The key question at the heart of Dead Calm, the one both Ingram and Rae ask themselves, is how they can second-guess Warriner. When you’re “Dealing with a deranged mind—what was the use even trying to guess?” As the book progresses though Williams reveals the nature of Warriner’s psychosis, and with it a moral dilemma that makes this a subtler story than I’d expected. Warriner’s madness has roots, and it may be that with proper treatment and a different context he could be helped. He’s dangerous, but he’s not a monster. He’s ill, not evil.
Dead Calm was made into a moderately indifferent movie, and the key difference between film and book (besides two additional characters – the other survivors aren’t in the film) is psychological depth. In the movie Billy Zane plays an effectively scary Warriner, but the character is essentially no different to an orc or a predatory alien. He’s a remorseless killer, a Hollywood psychopath. The movie asks how Ingram and Rae will survive, but not what they’re justified in doing to survive.
In the book though both Ingram and Rae realise quite quickly that Warriner isn’t simply a deranged mind but also a damaged one. He’s no less dangerous – he’s left Ingram to his death after all and Rae’s not at all safe from him – but it’s not that he actually wants to hurt them. At one point Rae remembers there’s a shotgun on board the Saracen, but the question isn’t just can she get to it and can she use it, but should she if she can? Would it be right, even with Ingram’s life in the balance?
That subtlety and depth is what makes Dead Calm more than just a competent thriller, but for me a great one. The chase across the sea; Ingram’s efforts to keep afloat and catch up and Rae’s to stay alive and turn around; both their efforts to find some way of saving the other; all that is gripping stuff. Couple that drama though with a moral heart and with characters who’re more than just plot vehicles and you have something really quite special.

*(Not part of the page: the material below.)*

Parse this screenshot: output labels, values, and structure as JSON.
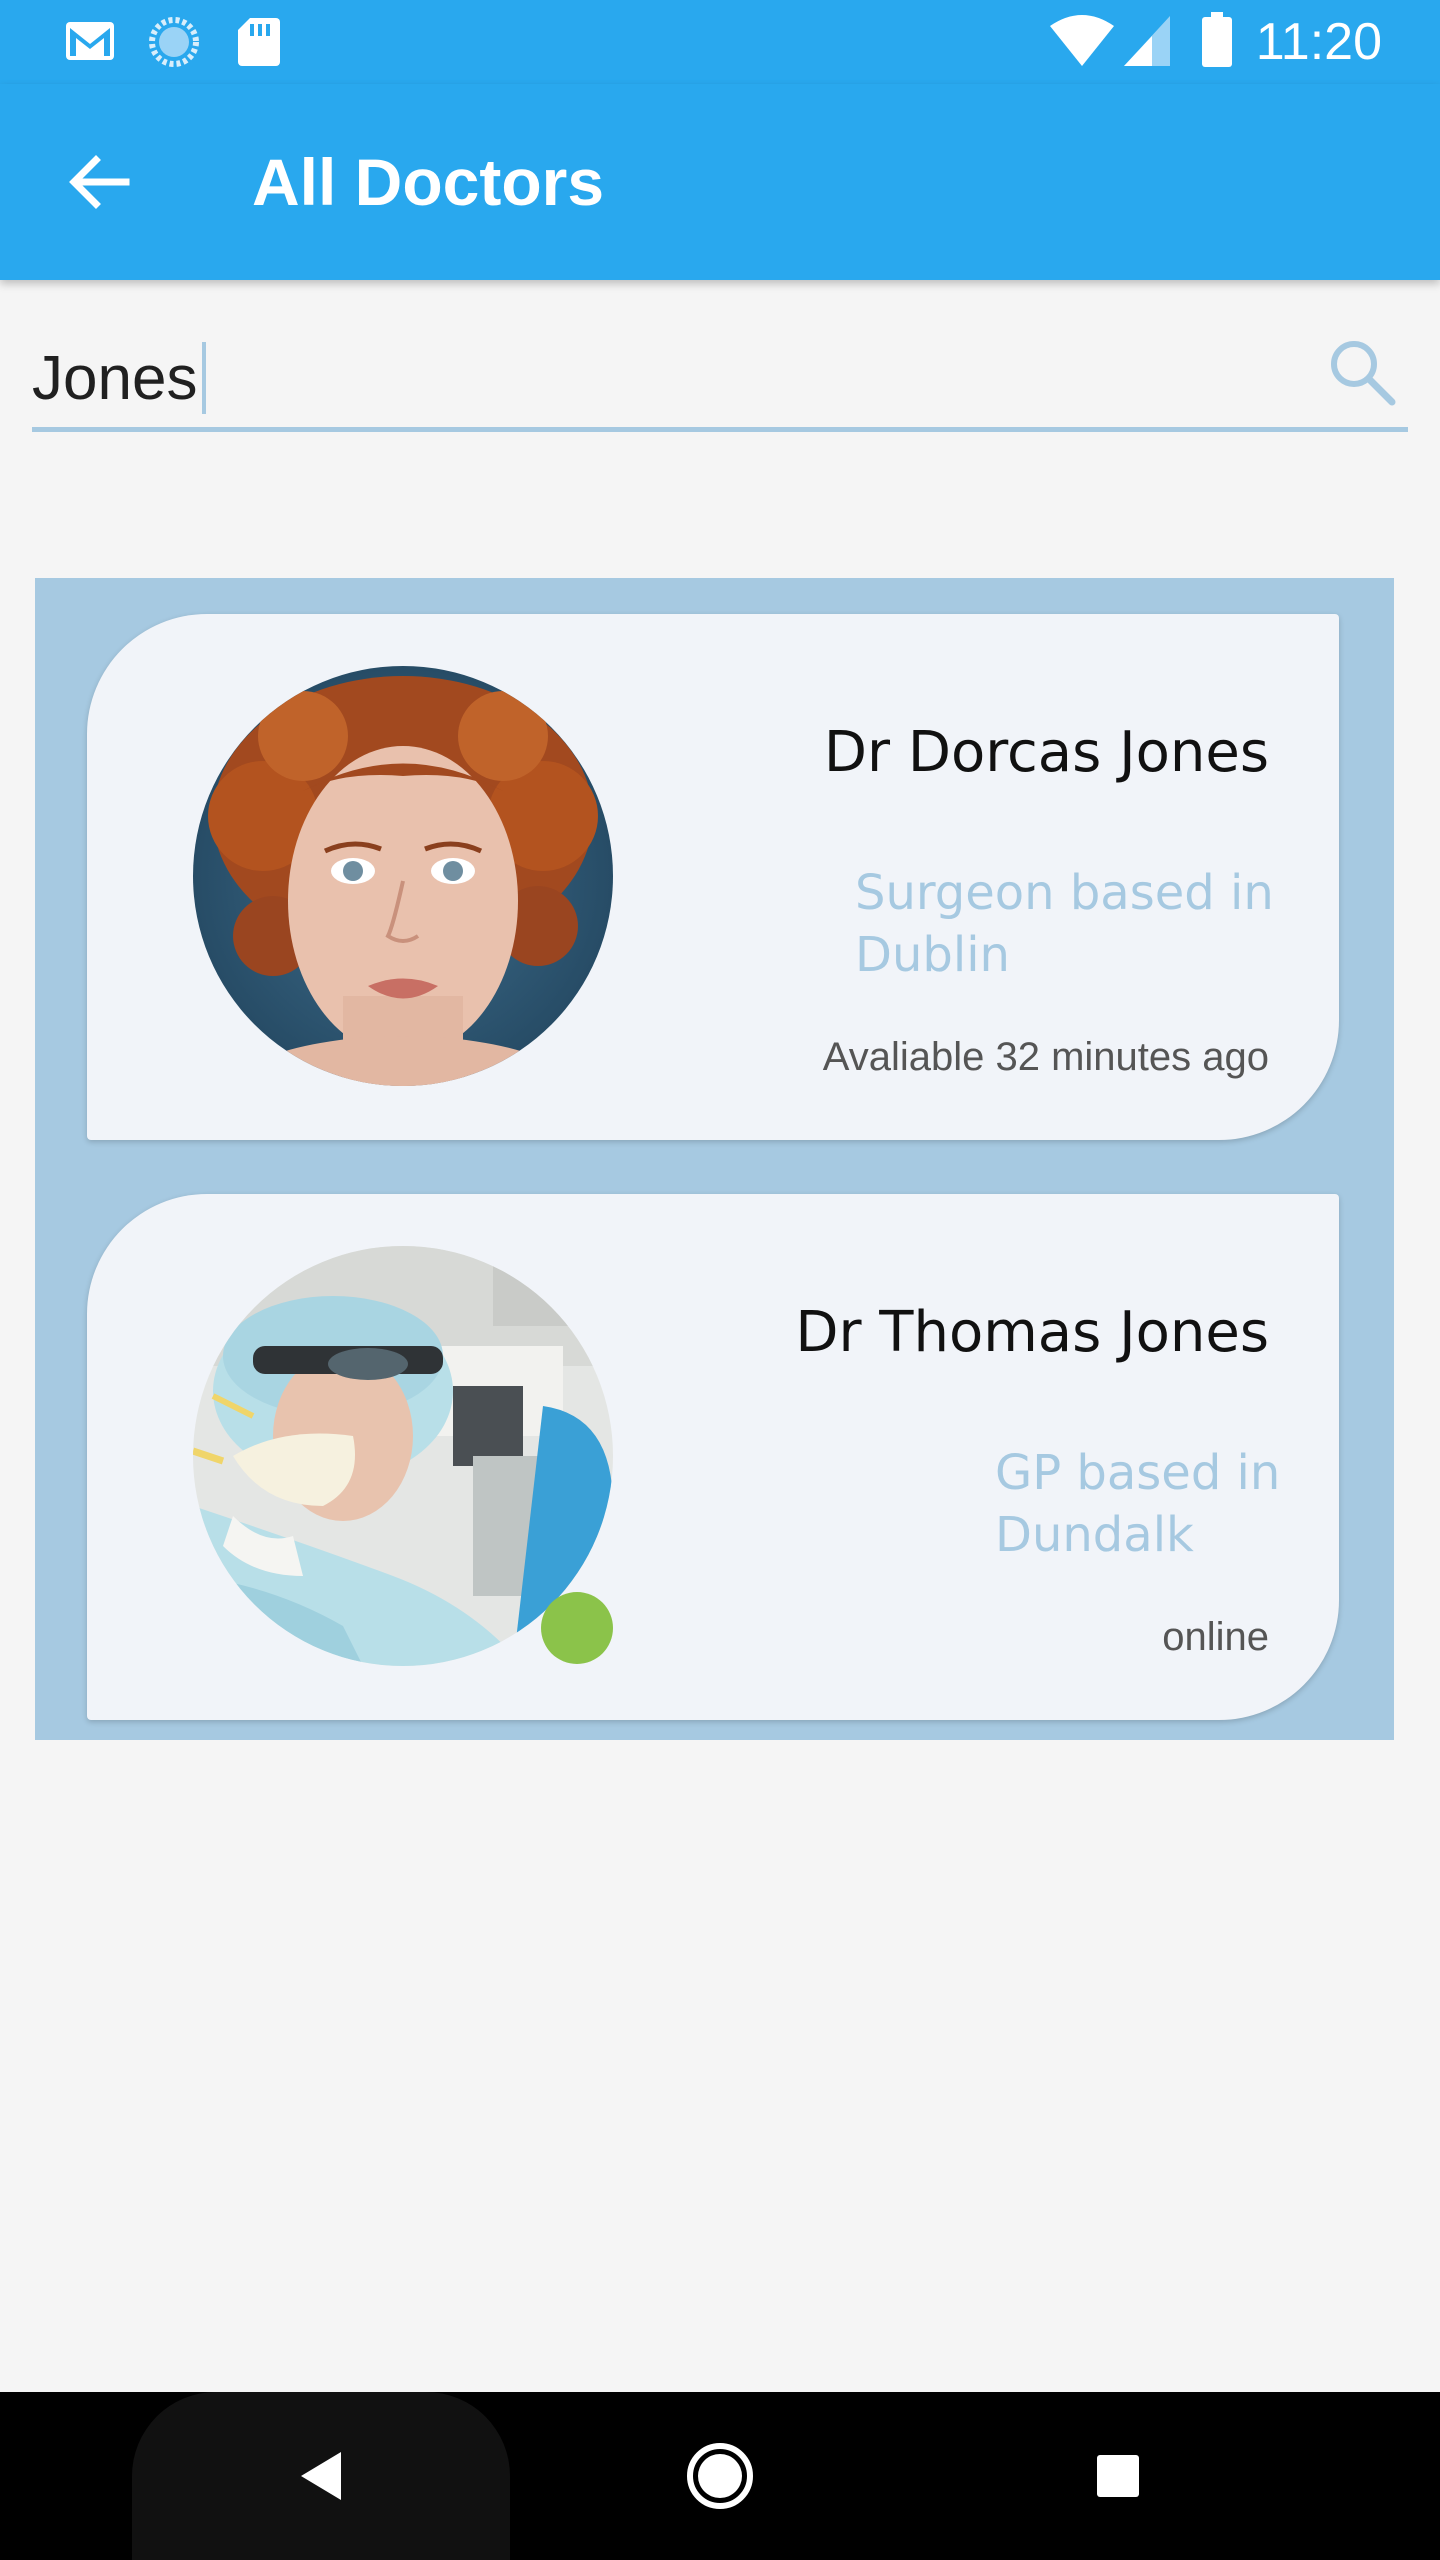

I’ve no real criticisms here. Williams writes both Ingram and Rae as intelligent and resourceful people, but not unbelievably so and the nautical detail is utterly convincing. At times the jargon is a little hard to follow, for example:
He got the genoa snapped onto the stay, shackled the halyard to its head, and hoisted it. He didn’t know where the sheet was, but grabbed up one of the lines littering the deck, made it fast to the clew, led it out around the port shrouds, through the block on the port side of the deck aft of midships, and back to the winch near the cockpit. Orpheus swung off to starboard.

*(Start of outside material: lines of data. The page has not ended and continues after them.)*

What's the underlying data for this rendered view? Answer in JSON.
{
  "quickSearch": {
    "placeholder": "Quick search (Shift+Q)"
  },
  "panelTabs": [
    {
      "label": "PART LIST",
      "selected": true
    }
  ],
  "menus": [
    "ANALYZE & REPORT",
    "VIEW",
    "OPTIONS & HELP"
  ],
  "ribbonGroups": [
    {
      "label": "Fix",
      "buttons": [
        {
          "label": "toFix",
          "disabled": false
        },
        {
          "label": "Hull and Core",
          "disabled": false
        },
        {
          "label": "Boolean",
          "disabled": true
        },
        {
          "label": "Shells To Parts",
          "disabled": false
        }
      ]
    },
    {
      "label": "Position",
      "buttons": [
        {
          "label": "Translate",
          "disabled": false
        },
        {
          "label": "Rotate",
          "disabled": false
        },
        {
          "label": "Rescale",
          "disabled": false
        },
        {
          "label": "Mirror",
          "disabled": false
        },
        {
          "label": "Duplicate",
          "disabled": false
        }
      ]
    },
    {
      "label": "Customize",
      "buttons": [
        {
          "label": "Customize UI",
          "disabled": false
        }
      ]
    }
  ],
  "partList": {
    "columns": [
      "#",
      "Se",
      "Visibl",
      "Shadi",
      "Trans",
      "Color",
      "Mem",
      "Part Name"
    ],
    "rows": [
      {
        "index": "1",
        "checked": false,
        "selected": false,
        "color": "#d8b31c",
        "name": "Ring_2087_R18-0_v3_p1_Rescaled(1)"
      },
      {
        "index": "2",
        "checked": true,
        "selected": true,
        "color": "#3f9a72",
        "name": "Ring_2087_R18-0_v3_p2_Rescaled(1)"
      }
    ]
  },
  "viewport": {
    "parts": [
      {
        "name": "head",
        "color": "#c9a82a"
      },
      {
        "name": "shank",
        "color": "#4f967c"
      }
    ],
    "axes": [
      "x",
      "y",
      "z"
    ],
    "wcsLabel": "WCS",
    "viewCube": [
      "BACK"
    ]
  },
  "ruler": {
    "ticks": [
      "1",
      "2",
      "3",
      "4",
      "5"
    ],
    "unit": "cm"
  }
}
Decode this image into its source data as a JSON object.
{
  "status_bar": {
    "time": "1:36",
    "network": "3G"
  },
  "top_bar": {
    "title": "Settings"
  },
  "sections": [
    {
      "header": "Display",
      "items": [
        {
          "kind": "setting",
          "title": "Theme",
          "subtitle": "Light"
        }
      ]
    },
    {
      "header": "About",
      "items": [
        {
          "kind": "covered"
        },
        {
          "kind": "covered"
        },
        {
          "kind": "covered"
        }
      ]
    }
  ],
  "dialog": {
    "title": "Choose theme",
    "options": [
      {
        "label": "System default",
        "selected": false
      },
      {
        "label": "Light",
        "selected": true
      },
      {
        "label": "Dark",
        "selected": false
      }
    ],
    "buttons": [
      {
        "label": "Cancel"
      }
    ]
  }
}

All of which I think means Ingram did something with a sail, but while I couldn’t follow the technical details the book isn’t too thick with them and they did help persuade me that Williams and Ingram both knew what they were doing. It’s an absolute winner and while I wouldn’t recommend it to someone with no interest in crime or thriller fiction, if those genres do at all appeal this is a bit of an overlooked classic.
One final note. To its absolute credit the book, unlike the film, never puts Rae in any sexual threat at all. There’s no hint that Warriner might rape her, no suggestion that being a woman puts her at any greater disadvantage or danger. Threatening female characters with rape is too often used as cheap drama, but not here. Frankly, it makes for a refreshing change.

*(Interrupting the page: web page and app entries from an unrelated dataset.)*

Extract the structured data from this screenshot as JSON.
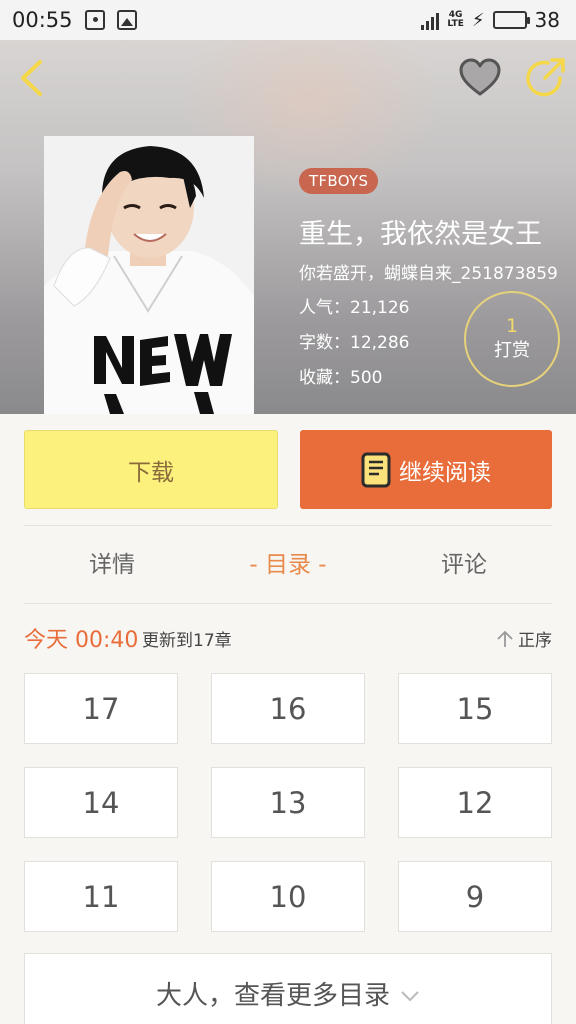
{
  "status_bar": {
    "time": "00:55",
    "network": "4G LTE",
    "battery_level": "38",
    "battery_color": "#22bb22"
  },
  "header": {
    "back_icon": "chevron-left-icon",
    "favorite_icon": "heart-icon",
    "share_icon": "share-icon",
    "icon_color": "#f5d84a"
  },
  "book": {
    "tag": "TFBOYS",
    "title": "重生，我依然是女王",
    "author": "你若盛开，蝴蝶自来_251873859",
    "stats": [
      {
        "label": "人气：",
        "value": "21,126"
      },
      {
        "label": "字数：",
        "value": "12,286"
      },
      {
        "label": "收藏：",
        "value": "500"
      }
    ],
    "reward": {
      "count": "1",
      "label": "打赏"
    }
  },
  "actions": {
    "download_label": "下载",
    "continue_label": "继续阅读"
  },
  "tabs": [
    {
      "label": "详情",
      "active": false
    },
    {
      "label": "- 目录 -",
      "active": true
    },
    {
      "label": "评论",
      "active": false
    }
  ],
  "update": {
    "today": "今天 00:40",
    "text": "更新到17章",
    "sort_label": "正序"
  },
  "chapters": [
    "17",
    "16",
    "15",
    "14",
    "13",
    "12",
    "11",
    "10",
    "9"
  ],
  "more_label": "大人，查看更多目录",
  "colors": {
    "accent": "#e86d3a",
    "download_bg": "#fbf17c",
    "tag_bg": "#c8664f"
  }
}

None that I know of, but Guy Savage has reviewed several other Charles Williams’ titles here.